I mean, Bogues is a great player. But, if you’re referring to how we’re going to approach camp ourselves, it won’t.
On replacing Andrew Bogut’s interior presence:
Ekpe [Udoh] and Larry [Sanders] – they’re two of the better shot block per minute guys in the league. Sam [Dalembert] is always a good shot blocker. John Henson could be a good shot blocker. Joel [Przybilla] has always patrolled the paint at a high level. So, we should be very hard to score on in the interior. Bogues was one of those rare guys – he could block shots and take charges. There aren’t too many guys that do both of those things, and hopefully we can make up for it with some other guys.
On his goals for the upcoming season:
We want to be up in the top-10, maybe even the top-five, defensive teams. If you’re a perennial 55-game winning team, you have home court every year, you’re knocking on the door, and you come in and say our goal is to win the title – I think that’s realistic. We want to be in a position where we can be one of those teams who say that going into the season. In order to do that, we have to statistically get better, and there’s no reason we can’t. We can get better defensively.
On his offensive philosophy:
I like to give guys a lot of freedom offensively and let them use their talents and express themselves. We want to execute late in games, and put a priority on that, but I don’t want guys to feel encumbered by too many offensive demands. However, on the other end, we have a standard – we want to set a high bar – and we want rise up and meet that standard.
On whether his contract status will impact the team this season:
I really can’t see it having any effect. We’ve got multiple players in the last year of their deals. I played in the last year of my deal before as a player. I wouldn’t be very genuine if I expected guys to perform on the floor in the last year of their deals and think, somehow, it’s something that’s going to affect me. I also think it’s a pretty significant slap in the face of the players when people assume players are going to lay down because a coach is in their last year [of his contract]. You have a pretty low opinion of NBA players or sports teams if you think that. My opinion is much higher than that.

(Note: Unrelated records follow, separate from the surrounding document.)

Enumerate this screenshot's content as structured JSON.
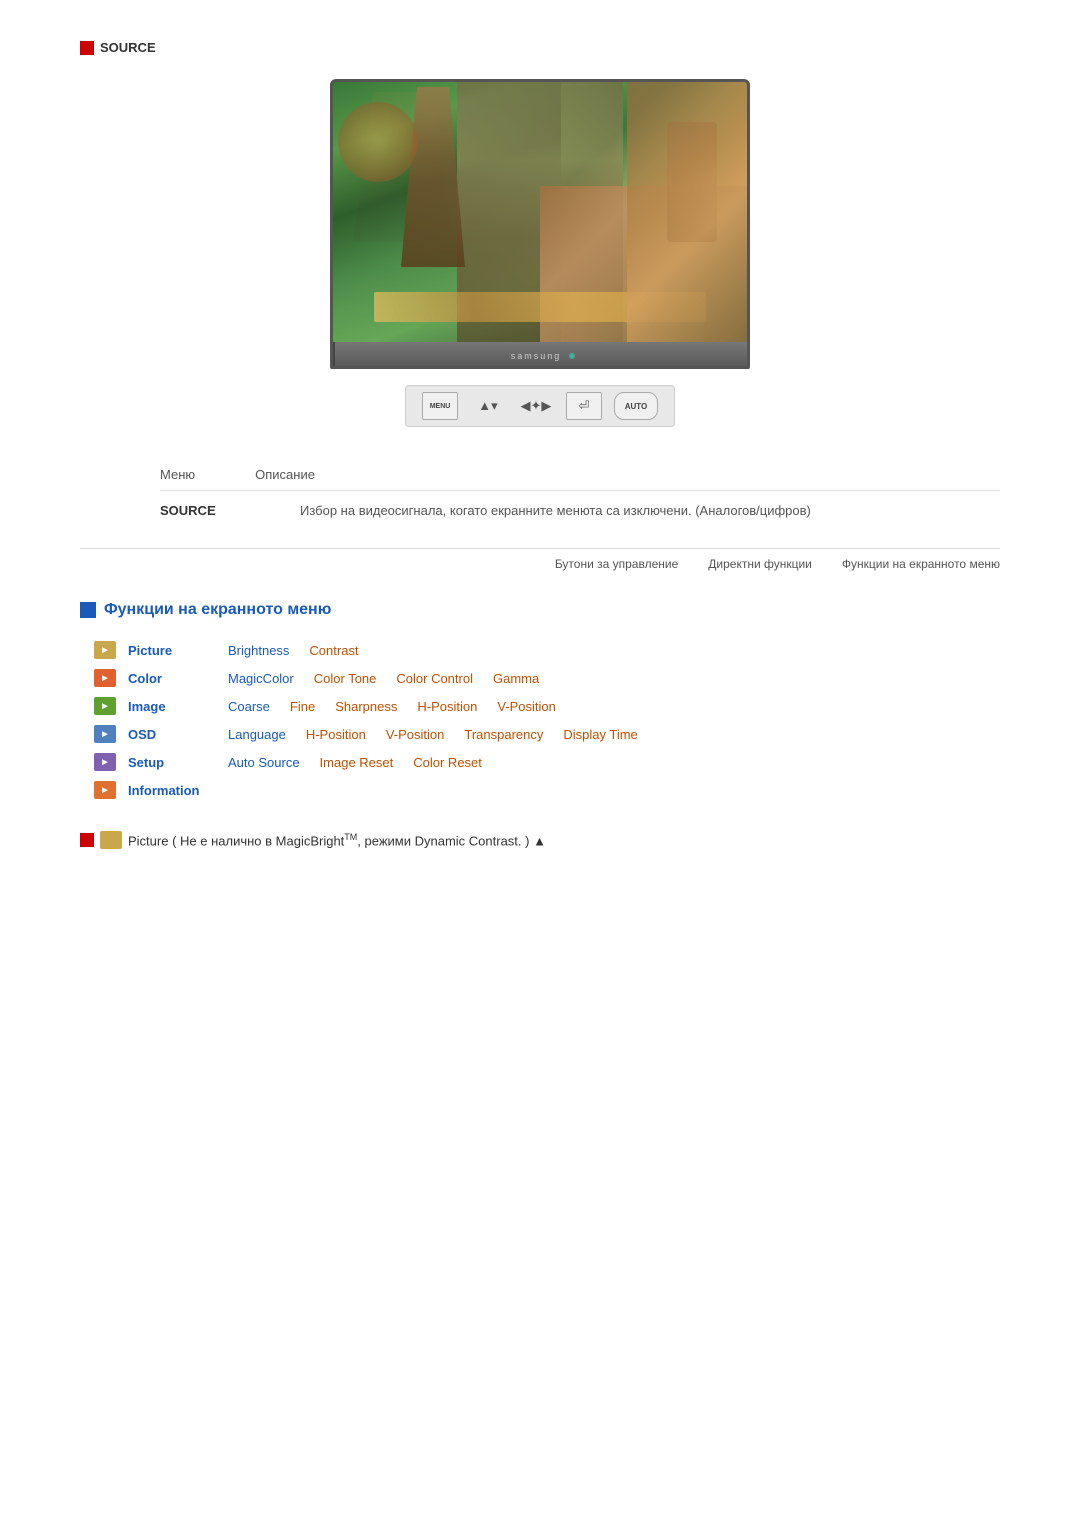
{
  "source_header": {
    "icon": "source-icon",
    "label": "SOURCE"
  },
  "monitor": {
    "brand": "samsung",
    "led_color": "#44aa99"
  },
  "controls": [
    {
      "id": "menu-btn",
      "label": "MENU",
      "type": "menu"
    },
    {
      "id": "brightness-btn",
      "label": "▲▼",
      "type": "arrow"
    },
    {
      "id": "adjust-btn",
      "label": "◀▶✦",
      "type": "adjust"
    },
    {
      "id": "enter-btn",
      "label": "⏎",
      "type": "enter"
    },
    {
      "id": "auto-btn",
      "label": "AUTO",
      "type": "auto"
    }
  ],
  "table": {
    "header": {
      "col1": "Меню",
      "col2": "Описание"
    },
    "row": {
      "menu": "SOURCE",
      "desc": "Избор на видеосигнала, когато екранните менюта са изключени. (Аналогов/цифров)"
    }
  },
  "nav_tabs": [
    {
      "id": "control-buttons",
      "label": "Бутони за управление"
    },
    {
      "id": "direct-functions",
      "label": "Директни функции"
    },
    {
      "id": "osd-functions",
      "label": "Функции на екранното меню"
    }
  ],
  "osd_section": {
    "title": "Функции на екранното меню",
    "menu_items": [
      {
        "id": "picture",
        "icon_class": "icon-picture",
        "name": "Picture",
        "subitems": [
          {
            "label": "Brightness",
            "style": "blue"
          },
          {
            "label": "Contrast",
            "style": "orange"
          }
        ]
      },
      {
        "id": "color",
        "icon_class": "icon-color",
        "name": "Color",
        "subitems": [
          {
            "label": "MagicColor",
            "style": "blue"
          },
          {
            "label": "Color Tone",
            "style": "orange"
          },
          {
            "label": "Color Control",
            "style": "orange"
          },
          {
            "label": "Gamma",
            "style": "orange"
          }
        ]
      },
      {
        "id": "image",
        "icon_class": "icon-image",
        "name": "Image",
        "subitems": [
          {
            "label": "Coarse",
            "style": "blue"
          },
          {
            "label": "Fine",
            "style": "orange"
          },
          {
            "label": "Sharpness",
            "style": "orange"
          },
          {
            "label": "H-Position",
            "style": "orange"
          },
          {
            "label": "V-Position",
            "style": "orange"
          }
        ]
      },
      {
        "id": "osd",
        "icon_class": "icon-osd",
        "name": "OSD",
        "subitems": [
          {
            "label": "Language",
            "style": "blue"
          },
          {
            "label": "H-Position",
            "style": "orange"
          },
          {
            "label": "V-Position",
            "style": "orange"
          },
          {
            "label": "Transparency",
            "style": "orange"
          },
          {
            "label": "Display Time",
            "style": "orange"
          }
        ]
      },
      {
        "id": "setup",
        "icon_class": "icon-setup",
        "name": "Setup",
        "subitems": [
          {
            "label": "Auto Source",
            "style": "blue"
          },
          {
            "label": "Image Reset",
            "style": "orange"
          },
          {
            "label": "Color Reset",
            "style": "orange"
          }
        ]
      },
      {
        "id": "information",
        "icon_class": "icon-info",
        "name": "Information",
        "subitems": []
      }
    ]
  },
  "footer": {
    "text": "Picture ( Не е налично в MagicBright",
    "superscript": "TM",
    "text2": ", режими Dynamic Contrast. )"
  }
}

On determining the playing time in the frontcourt:
It’s going to be a challenge. We talk about it every day. We got seven big guys who have played, or are capable of playing, well in an NBA game. The way the game is played now, some games it’s hard to get three of them out there…It’s something we’ve talked to them about. It’s going to be a challenge. We don’t want to be in a position where guys are looking over their shoulder every night and wondering when they’re going to play. We have to keep an open line of communication. But the reality is there’s going to be nights where there may be three guys that deserved to play in the game and didn’t play at all or didn’t get the minutes they wanted.

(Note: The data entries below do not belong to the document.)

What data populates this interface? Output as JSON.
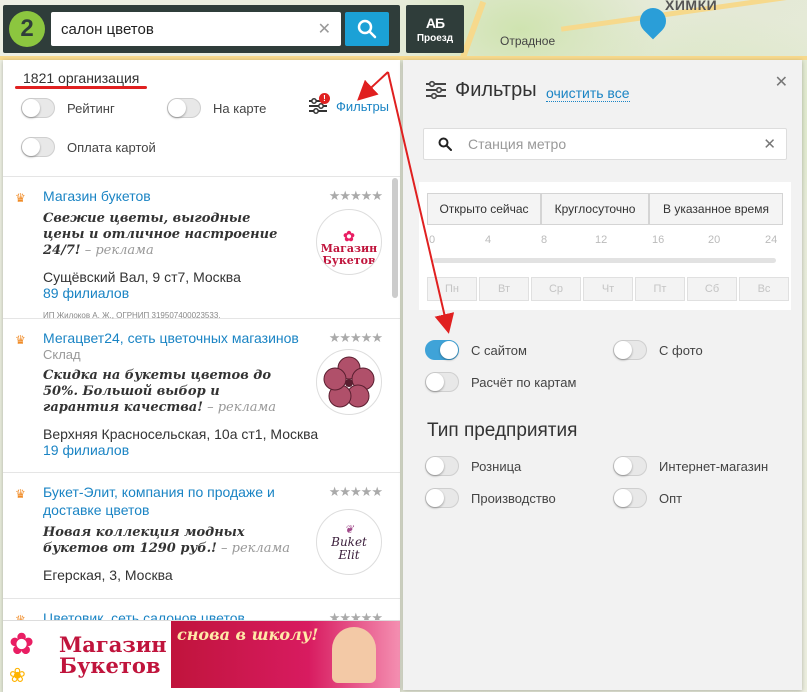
{
  "search": {
    "value": "салон цветов"
  },
  "route_button": {
    "glyph": "АБ",
    "label": "Проезд"
  },
  "map": {
    "labels": [
      "Отрадное",
      "ХИМКИ"
    ]
  },
  "results": {
    "count": "1821 организация",
    "toggles": [
      {
        "label": "Рейтинг",
        "on": false
      },
      {
        "label": "На карте",
        "on": false
      },
      {
        "label": "Оплата картой",
        "on": false
      }
    ],
    "filters_link": "Фильтры",
    "filters_badge": "!",
    "items": [
      {
        "title": "Магазин букетов",
        "subtitle": "",
        "rating": 5,
        "stars": "★★★★★",
        "ad_text": "Свежие цветы, выгодные цены и отличное настроение 24/7!",
        "ad_tag": " – реклама",
        "address": "Сущёвский Вал, 9 ст7, Москва",
        "branches": "89 филиалов",
        "legal": "ИП Жилоков А. Ж., ОГРНИП 319507400023533.",
        "logo_text_1": "Магазин",
        "logo_text_2": "Букетов"
      },
      {
        "title": "Мегацвет24, сеть цветочных магазинов",
        "subtitle": "Склад",
        "rating": 4.5,
        "stars": "★★★★★",
        "ad_text": "Скидка на букеты цветов до 50%. Большой выбор и гарантия качества!",
        "ad_tag": " – реклама",
        "address": "Верхняя Красносельская, 10а ст1, Москва",
        "branches": "19 филиалов"
      },
      {
        "title": "Букет-Элит, компания по продаже и доставке цветов",
        "subtitle": "",
        "rating": 4,
        "stars": "★★★★★",
        "ad_text": "Новая коллекция модных букетов от 1290 руб.!",
        "ad_tag": " – реклама",
        "address": "Егерская, 3, Москва",
        "logo_text_1": "Buket",
        "logo_text_2": "Elit"
      },
      {
        "title": "Цветовик, сеть салонов цветов",
        "rating": 4.5,
        "stars": "★★★★★"
      }
    ]
  },
  "banner": {
    "title_1": "Магазин",
    "title_2": "Букетов",
    "slogan": "снова в школу!"
  },
  "filters": {
    "title": "Фильтры",
    "clear_all": "очистить все",
    "metro_placeholder": "Станция метро",
    "hour_tabs": [
      "Открыто сейчас",
      "Круглосуточно",
      "В указанное время"
    ],
    "hour_ticks": [
      "0",
      "4",
      "8",
      "12",
      "16",
      "20",
      "24"
    ],
    "days": [
      "Пн",
      "Вт",
      "Ср",
      "Чт",
      "Пт",
      "Сб",
      "Вс"
    ],
    "toggles": [
      {
        "label": "С сайтом",
        "on": true
      },
      {
        "label": "С фото",
        "on": false
      },
      {
        "label": "Расчёт по картам",
        "on": false
      }
    ],
    "type_title": "Тип предприятия",
    "type_toggles": [
      {
        "label": "Розница",
        "on": false
      },
      {
        "label": "Интернет-магазин",
        "on": false
      },
      {
        "label": "Производство",
        "on": false
      },
      {
        "label": "Опт",
        "on": false
      }
    ]
  },
  "colors": {
    "accent": "#1a84c4",
    "search_button": "#1ba1d6",
    "annotation": "#e02020",
    "toggle_on": "#3fa3d8",
    "crown": "#f08a24"
  }
}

On keeping Mike Dunleavy in the sixth-man role:
My rookie year – I remember this all the time – Nelly always said he felt naked without Ricky Pierce sitting over there. No matter how many injuries we had that year, Ricky stayed on the bench. As a matter of fact, we went and signed John Lucas, who was out of the league at the time, and brought him in and started him, because he wanted Ricky Pierce to still come off the bench. I had Rodney Rogers in Phoenix, and I had Ben Gordon in Chicago. When you have a guy like Mike, who you know night in and night out you can look to him down on the bench – and maybe the guys are tired, it’s the fourth game in five nights, you’re struggling a little bit and you got a know a guy’s going to be productive – it’s hard to give that up.
There are two key points to take away from this part: Mbah a Moute’s recovery status and Skiles’ insistence on keeping Dunleavy in the same role as last season. It appears Tobias Harris is now the leading candidate for the starting small forward position, and both Skiles and Hammond made a point to praise Harris’ summer work ethic. We should see plenty of the second-year forward from the get-go. The Marquis Daniels signing now makes a bit more sense, too, as his perimeter defense will come in handy if Mbah a Moute misses an extended period of time.